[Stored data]
::::
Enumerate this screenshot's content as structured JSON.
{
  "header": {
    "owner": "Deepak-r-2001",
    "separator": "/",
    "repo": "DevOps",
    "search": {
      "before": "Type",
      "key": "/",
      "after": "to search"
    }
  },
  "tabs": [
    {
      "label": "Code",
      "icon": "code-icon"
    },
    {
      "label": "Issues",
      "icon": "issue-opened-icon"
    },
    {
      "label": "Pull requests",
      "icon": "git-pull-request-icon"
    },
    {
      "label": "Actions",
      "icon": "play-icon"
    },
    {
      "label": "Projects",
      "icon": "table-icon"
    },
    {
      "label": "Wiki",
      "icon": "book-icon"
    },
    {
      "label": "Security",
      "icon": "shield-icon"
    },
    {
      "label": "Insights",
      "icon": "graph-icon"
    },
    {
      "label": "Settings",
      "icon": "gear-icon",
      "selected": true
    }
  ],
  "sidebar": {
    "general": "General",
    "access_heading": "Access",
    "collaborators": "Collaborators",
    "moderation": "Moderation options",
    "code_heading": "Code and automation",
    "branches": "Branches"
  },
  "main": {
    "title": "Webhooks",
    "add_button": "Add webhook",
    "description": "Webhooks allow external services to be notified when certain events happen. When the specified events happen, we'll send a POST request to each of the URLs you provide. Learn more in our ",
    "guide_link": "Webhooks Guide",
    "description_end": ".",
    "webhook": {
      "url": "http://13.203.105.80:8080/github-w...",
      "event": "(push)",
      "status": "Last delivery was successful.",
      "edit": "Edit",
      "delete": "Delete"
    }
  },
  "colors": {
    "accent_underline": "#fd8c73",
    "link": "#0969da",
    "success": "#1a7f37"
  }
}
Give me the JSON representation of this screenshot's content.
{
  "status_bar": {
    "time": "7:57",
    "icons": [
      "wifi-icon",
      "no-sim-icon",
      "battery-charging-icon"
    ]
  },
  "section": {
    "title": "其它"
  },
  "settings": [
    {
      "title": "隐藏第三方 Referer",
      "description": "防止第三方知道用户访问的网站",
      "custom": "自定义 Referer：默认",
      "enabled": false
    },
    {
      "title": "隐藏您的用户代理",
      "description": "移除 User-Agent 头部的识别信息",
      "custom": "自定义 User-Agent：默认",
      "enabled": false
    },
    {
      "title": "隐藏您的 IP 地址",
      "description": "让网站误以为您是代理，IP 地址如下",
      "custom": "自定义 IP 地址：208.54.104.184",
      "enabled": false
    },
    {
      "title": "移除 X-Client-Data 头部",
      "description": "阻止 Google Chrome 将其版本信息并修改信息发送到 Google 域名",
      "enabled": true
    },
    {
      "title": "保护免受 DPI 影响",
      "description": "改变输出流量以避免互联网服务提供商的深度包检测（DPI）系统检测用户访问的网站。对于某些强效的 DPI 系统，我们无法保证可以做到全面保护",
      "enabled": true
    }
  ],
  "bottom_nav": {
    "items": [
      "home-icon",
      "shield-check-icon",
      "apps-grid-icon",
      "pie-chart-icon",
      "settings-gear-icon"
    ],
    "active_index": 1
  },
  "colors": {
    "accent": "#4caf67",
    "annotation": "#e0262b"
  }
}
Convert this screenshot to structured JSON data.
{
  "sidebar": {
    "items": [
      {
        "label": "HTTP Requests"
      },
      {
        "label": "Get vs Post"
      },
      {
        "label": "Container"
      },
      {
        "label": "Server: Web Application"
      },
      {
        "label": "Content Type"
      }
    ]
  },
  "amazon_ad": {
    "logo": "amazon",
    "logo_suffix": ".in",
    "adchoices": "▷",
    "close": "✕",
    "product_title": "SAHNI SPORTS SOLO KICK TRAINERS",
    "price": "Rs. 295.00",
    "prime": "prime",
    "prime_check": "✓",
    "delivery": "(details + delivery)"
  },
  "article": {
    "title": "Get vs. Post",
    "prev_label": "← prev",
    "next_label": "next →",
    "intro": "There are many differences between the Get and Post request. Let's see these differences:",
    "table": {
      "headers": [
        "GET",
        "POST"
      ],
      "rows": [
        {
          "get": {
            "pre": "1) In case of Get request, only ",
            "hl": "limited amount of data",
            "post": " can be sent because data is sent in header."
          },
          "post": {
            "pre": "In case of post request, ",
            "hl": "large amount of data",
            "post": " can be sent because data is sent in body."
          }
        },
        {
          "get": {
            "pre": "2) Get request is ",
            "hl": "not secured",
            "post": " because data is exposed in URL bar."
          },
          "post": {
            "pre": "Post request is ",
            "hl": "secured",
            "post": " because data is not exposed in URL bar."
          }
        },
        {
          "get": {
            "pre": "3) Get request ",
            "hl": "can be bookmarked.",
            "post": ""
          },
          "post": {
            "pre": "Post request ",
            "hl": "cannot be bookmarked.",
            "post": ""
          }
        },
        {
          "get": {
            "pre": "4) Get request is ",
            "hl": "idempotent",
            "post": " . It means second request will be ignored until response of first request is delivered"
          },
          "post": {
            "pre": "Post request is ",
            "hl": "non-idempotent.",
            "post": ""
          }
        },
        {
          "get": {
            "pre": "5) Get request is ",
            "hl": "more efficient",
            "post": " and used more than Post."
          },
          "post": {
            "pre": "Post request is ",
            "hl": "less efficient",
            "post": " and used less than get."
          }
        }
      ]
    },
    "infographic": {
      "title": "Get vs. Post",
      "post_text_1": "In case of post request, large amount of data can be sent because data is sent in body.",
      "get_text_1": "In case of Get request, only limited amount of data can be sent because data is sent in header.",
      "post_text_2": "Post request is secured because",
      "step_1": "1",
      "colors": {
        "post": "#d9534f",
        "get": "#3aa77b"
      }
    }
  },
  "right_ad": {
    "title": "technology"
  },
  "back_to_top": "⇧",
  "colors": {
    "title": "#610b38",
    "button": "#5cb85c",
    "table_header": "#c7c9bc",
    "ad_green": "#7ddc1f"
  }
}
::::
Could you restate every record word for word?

▶ **OUTPUT OF THE TASK**:
Enumerate this screenshot's content as structured JSON.
{
  "header": {
    "owner": "Deepak-r-2001",
    "separator": "/",
    "repo": "DevOps",
    "search": {
      "before": "Type",
      "key": "/",
      "after": "to search"
    }
  },
  "tabs": [
    {
      "label": "Code",
      "icon": "code-icon"
    },
    {
      "label": "Issues",
      "icon": "issue-opened-icon"
    },
    {
      "label": "Pull requests",
      "icon": "git-pull-request-icon"
    },
    {
      "label": "Actions",
      "icon": "play-icon"
    },
    {
      "label": "Projects",
      "icon": "table-icon"
    },
    {
      "label": "Wiki",
      "icon": "book-icon"
    },
    {
      "label": "Security",
      "icon": "shield-icon"
    },
    {
      "label": "Insights",
      "icon": "graph-icon"
    },
    {
      "label": "Settings",
      "icon": "gear-icon",
      "selected": true
    }
  ],
  "sidebar": {
    "general": "General",
    "access_heading": "Access",
    "collaborators": "Collaborators",
    "moderation": "Moderation options",
    "code_heading": "Code and automation",
    "branches": "Branches"
  },
  "main": {
    "title": "Webhooks",
    "add_button": "Add webhook",
    "description": "Webhooks allow external services to be notified when certain events happen. When the specified events happen, we'll send a POST request to each of the URLs you provide. Learn more in our ",
    "guide_link": "Webhooks Guide",
    "description_end": ".",
    "webhook": {
      "url": "http://13.203.105.80:8080/github-w...",
      "event": "(push)",
      "status": "Last delivery was successful.",
      "edit": "Edit",
      "delete": "Delete"
    }
  },
  "colors": {
    "accent_underline": "#fd8c73",
    "link": "#0969da",
    "success": "#1a7f37"
  }
}
Give me the JSON representation of this screenshot's content.
{
  "status_bar": {
    "time": "7:57",
    "icons": [
      "wifi-icon",
      "no-sim-icon",
      "battery-charging-icon"
    ]
  },
  "section": {
    "title": "其它"
  },
  "settings": [
    {
      "title": "隐藏第三方 Referer",
      "description": "防止第三方知道用户访问的网站",
      "custom": "自定义 Referer：默认",
      "enabled": false
    },
    {
      "title": "隐藏您的用户代理",
      "description": "移除 User-Agent 头部的识别信息",
      "custom": "自定义 User-Agent：默认",
      "enabled": false
    },
    {
      "title": "隐藏您的 IP 地址",
      "description": "让网站误以为您是代理，IP 地址如下",
      "custom": "自定义 IP 地址：208.54.104.184",
      "enabled": false
    },
    {
      "title": "移除 X-Client-Data 头部",
      "description": "阻止 Google Chrome 将其版本信息并修改信息发送到 Google 域名",
      "enabled": true
    },
    {
      "title": "保护免受 DPI 影响",
      "description": "改变输出流量以避免互联网服务提供商的深度包检测（DPI）系统检测用户访问的网站。对于某些强效的 DPI 系统，我们无法保证可以做到全面保护",
      "enabled": true
    }
  ],
  "bottom_nav": {
    "items": [
      "home-icon",
      "shield-check-icon",
      "apps-grid-icon",
      "pie-chart-icon",
      "settings-gear-icon"
    ],
    "active_index": 1
  },
  "colors": {
    "accent": "#4caf67",
    "annotation": "#e0262b"
  }
}
Convert this screenshot to structured JSON data.
{
  "sidebar": {
    "items": [
      {
        "label": "HTTP Requests"
      },
      {
        "label": "Get vs Post"
      },
      {
        "label": "Container"
      },
      {
        "label": "Server: Web Application"
      },
      {
        "label": "Content Type"
      }
    ]
  },
  "amazon_ad": {
    "logo": "amazon",
    "logo_suffix": ".in",
    "adchoices": "▷",
    "close": "✕",
    "product_title": "SAHNI SPORTS SOLO KICK TRAINERS",
    "price": "Rs. 295.00",
    "prime": "prime",
    "prime_check": "✓",
    "delivery": "(details + delivery)"
  },
  "article": {
    "title": "Get vs. Post",
    "prev_label": "← prev",
    "next_label": "next →",
    "intro": "There are many differences between the Get and Post request. Let's see these differences:",
    "table": {
      "headers": [
        "GET",
        "POST"
      ],
      "rows": [
        {
          "get": {
            "pre": "1) In case of Get request, only ",
            "hl": "limited amount of data",
            "post": " can be sent because data is sent in header."
          },
          "post": {
            "pre": "In case of post request, ",
            "hl": "large amount of data",
            "post": " can be sent because data is sent in body."
          }
        },
        {
          "get": {
            "pre": "2) Get request is ",
            "hl": "not secured",
            "post": " because data is exposed in URL bar."
          },
          "post": {
            "pre": "Post request is ",
            "hl": "secured",
            "post": " because data is not exposed in URL bar."
          }
        },
        {
          "get": {
            "pre": "3) Get request ",
            "hl": "can be bookmarked.",
            "post": ""
          },
          "post": {
            "pre": "Post request ",
            "hl": "cannot be bookmarked.",
            "post": ""
          }
        },
        {
          "get": {
            "pre": "4) Get request is ",
            "hl": "idempotent",
            "post": " . It means second request will be ignored until response of first request is delivered"
          },
          "post": {
            "pre": "Post request is ",
            "hl": "non-idempotent.",
            "post": ""
          }
        },
        {
          "get": {
            "pre": "5) Get request is ",
            "hl": "more efficient",
            "post": " and used more than Post."
          },
          "post": {
            "pre": "Post request is ",
            "hl": "less efficient",
            "post": " and used less than get."
          }
        }
      ]
    },
    "infographic": {
      "title": "Get vs. Post",
      "post_text_1": "In case of post request, large amount of data can be sent because data is sent in body.",
      "get_text_1": "In case of Get request, only limited amount of data can be sent because data is sent in header.",
      "post_text_2": "Post request is secured because",
      "step_1": "1",
      "colors": {
        "post": "#d9534f",
        "get": "#3aa77b"
      }
    }
  },
  "right_ad": {
    "title": "technology"
  },
  "back_to_top": "⇧",
  "colors": {
    "title": "#610b38",
    "button": "#5cb85c",
    "table_header": "#c7c9bc",
    "ad_green": "#7ddc1f"
  }
}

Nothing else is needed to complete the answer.